One example is Bangladesh, which has registered significant gains since the 1970s. Bangladesh has reduced child and maternal mortality, increased life expectancy, increased the number of girls in school, and reduced fertility from an average of 7 children to 2 children on average per woman today.
This example shows the tremendous benefits of empowering women. Lives have improved and the Bangladeshi economy has managed to grow more than 6 percent a year during the past decade.
My friends, today and every day, individuals like you and institutions like the Foreign Policy Association and Hunter College are coming together to advance the rights of women, and to advance public health.
This year UN Women joined UNAIDS, and we joined other UN agencies and organizations in a global partnership to advance the health of Every Woman and Every Child.
Since the partnership was launched in 2010, over 200 partners have made policy, service delivery and financial commitments to advance the Global Strategy for Women's and Children's Health, totaling over $40 billion dollars.
These commitments are paying off. HIV/AIDS is coming under control, slowly but steadily. In every country men, women, and young people are mobilizing to end violence and discrimination against girls and women. The health of women and children is improving.
Progress is being made in all regions. Yet accelerated action is needed.
Access to family planning could cut maternal deaths by an estimated 20 to 35 percent. Yet today some 222 million women, who would like to plan and space their births, still lack access to effective contraception.
Global partners, including the United Nations Population Fund, are expanding access to family planning and I applaud and support this effort.
This is especially important for young women. Today pregnancy and maternal conditions are the number one killers of 15-19 year old adolescent girls worldwide. These girls are twice as likely as women are in their 20s to die during pregnancy or childbirth. For those under 15, the risks are 5 times higher.
Despite these risks, one in seven girls in the developing world marries before the age of 15. This is why UN agencies joined together this year for the first International Day of the Girl Child, to call for an end to child marriage, so girls can be girls, not brides.
The Every Woman Every Child campaign aims to save the lives of 16 million women and children, prevent 33 million unwanted pregnancies, end stunting in 88 million children, and protect 120 million children from pneumonia by 2015.
This is an enormous and unprecedented undertaking. But it is achievable through partnership and concerted action across sectors that strengthen health systems and address the social determinants of health.
A vaccine or AIDS treatment works so much better if a person has food, safe water and sanitation. Contraception works better if a woman can take her own decisions about her body and her life. Public health improves when efforts are also take to fight poverty, violence and discrimination.
And if there's one thing I would like you to remember from my talk today, it is this: All over the world, in every country, women and girls are standing up for their rights. They are standing up for equal rights, equal opportunity and equal participation. And their fathers, grandfathers, brothers, uncles, husbands and partners are increasingly standing beside them.
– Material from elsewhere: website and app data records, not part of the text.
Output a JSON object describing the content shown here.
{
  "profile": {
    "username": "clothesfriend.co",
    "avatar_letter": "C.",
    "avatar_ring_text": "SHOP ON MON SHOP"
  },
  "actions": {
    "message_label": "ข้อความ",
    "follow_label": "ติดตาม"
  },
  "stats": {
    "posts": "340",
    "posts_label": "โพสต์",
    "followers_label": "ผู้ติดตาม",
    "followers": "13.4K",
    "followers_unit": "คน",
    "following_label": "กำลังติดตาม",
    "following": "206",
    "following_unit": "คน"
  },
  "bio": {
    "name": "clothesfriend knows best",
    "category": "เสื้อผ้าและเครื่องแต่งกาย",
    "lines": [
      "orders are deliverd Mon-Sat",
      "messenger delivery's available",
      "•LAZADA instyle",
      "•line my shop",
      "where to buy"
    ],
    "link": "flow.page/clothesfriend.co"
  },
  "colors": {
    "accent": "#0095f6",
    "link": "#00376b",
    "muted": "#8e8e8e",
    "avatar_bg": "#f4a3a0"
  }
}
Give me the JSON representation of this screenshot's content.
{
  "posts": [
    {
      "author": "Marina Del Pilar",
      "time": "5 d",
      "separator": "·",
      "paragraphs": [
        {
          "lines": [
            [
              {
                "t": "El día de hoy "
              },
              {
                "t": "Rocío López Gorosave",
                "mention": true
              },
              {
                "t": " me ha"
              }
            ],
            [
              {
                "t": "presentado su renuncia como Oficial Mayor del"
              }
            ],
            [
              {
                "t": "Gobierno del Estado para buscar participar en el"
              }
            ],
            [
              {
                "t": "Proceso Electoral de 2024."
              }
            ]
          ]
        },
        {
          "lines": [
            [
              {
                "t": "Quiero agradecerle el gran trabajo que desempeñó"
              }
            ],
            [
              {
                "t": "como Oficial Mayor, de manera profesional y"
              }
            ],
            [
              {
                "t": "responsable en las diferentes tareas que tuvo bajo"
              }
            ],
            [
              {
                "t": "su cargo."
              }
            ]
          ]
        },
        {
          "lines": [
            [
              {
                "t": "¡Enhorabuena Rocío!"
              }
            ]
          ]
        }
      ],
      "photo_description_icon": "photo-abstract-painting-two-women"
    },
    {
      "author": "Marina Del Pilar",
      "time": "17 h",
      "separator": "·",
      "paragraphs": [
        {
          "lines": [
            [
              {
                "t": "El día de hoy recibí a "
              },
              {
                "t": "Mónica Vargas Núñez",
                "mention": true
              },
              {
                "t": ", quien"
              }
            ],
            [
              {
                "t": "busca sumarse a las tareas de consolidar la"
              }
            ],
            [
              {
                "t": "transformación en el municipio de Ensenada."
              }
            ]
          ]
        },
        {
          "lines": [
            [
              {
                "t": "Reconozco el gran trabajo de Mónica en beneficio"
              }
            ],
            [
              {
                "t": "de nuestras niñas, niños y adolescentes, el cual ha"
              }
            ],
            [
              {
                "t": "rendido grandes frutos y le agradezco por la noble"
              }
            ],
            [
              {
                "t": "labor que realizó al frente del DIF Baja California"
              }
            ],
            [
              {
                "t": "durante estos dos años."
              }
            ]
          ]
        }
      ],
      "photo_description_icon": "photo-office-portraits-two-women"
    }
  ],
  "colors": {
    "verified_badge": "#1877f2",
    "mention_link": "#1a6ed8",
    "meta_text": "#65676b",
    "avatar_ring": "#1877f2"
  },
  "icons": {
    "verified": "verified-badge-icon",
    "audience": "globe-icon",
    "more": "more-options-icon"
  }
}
At this time in history, in the second decade of the 21st century, we are in a new phase of understanding as humanity. We realize that reaching our potential as communities, countries and human civilization requires unleashing the full potential of girls and women. I thank you for all that you are doing. The arc of history is bending and it is bending toward's women and equality.
I thank you.